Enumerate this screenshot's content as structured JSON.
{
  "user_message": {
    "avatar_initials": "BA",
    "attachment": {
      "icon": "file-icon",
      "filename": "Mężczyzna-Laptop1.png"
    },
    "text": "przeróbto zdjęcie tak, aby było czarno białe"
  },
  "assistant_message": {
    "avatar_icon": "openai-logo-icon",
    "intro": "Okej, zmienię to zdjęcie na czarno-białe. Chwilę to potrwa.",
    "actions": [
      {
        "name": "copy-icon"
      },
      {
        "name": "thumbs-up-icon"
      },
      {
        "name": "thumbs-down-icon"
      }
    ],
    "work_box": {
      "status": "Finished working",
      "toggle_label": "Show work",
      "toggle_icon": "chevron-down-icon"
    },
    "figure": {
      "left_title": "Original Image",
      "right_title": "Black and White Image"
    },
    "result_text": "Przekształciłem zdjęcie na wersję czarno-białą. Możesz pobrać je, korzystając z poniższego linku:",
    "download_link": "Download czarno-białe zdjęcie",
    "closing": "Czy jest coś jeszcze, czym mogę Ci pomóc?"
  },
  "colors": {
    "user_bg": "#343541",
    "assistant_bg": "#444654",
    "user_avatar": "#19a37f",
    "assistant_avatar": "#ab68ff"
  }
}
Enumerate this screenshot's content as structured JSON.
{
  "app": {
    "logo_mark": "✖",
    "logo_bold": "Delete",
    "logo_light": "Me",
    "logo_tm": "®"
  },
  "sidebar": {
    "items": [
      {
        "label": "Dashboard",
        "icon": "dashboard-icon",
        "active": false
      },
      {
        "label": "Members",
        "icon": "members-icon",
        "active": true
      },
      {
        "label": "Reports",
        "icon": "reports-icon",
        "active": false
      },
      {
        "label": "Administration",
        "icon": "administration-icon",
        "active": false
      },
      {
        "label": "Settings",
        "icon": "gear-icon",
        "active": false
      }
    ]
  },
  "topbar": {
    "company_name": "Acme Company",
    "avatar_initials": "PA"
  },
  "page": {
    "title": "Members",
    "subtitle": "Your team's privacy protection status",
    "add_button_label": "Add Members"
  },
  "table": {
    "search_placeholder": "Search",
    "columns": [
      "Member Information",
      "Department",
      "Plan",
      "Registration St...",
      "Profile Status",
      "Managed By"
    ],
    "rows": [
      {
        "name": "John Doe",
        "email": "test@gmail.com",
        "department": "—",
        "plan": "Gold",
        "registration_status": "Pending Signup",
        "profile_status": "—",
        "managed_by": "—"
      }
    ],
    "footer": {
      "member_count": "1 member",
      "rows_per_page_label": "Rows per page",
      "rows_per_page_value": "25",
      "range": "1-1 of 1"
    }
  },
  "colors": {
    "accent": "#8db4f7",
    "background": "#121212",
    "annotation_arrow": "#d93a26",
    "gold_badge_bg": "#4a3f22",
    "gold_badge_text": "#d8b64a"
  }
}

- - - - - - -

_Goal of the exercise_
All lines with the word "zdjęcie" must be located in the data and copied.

_Response box_
    "text": "przeróbto zdjęcie tak, aby było czarno białe"
    "intro": "Okej, zmienię to zdjęcie na czarno-białe. Chwilę to potrwa.",
    "result_text": "Przekształciłem zdjęcie na wersję czarno-białą. Możesz pobrać je, korzystając z poniższego linku:",
    "download_link": "Download czarno-białe zdjęcie",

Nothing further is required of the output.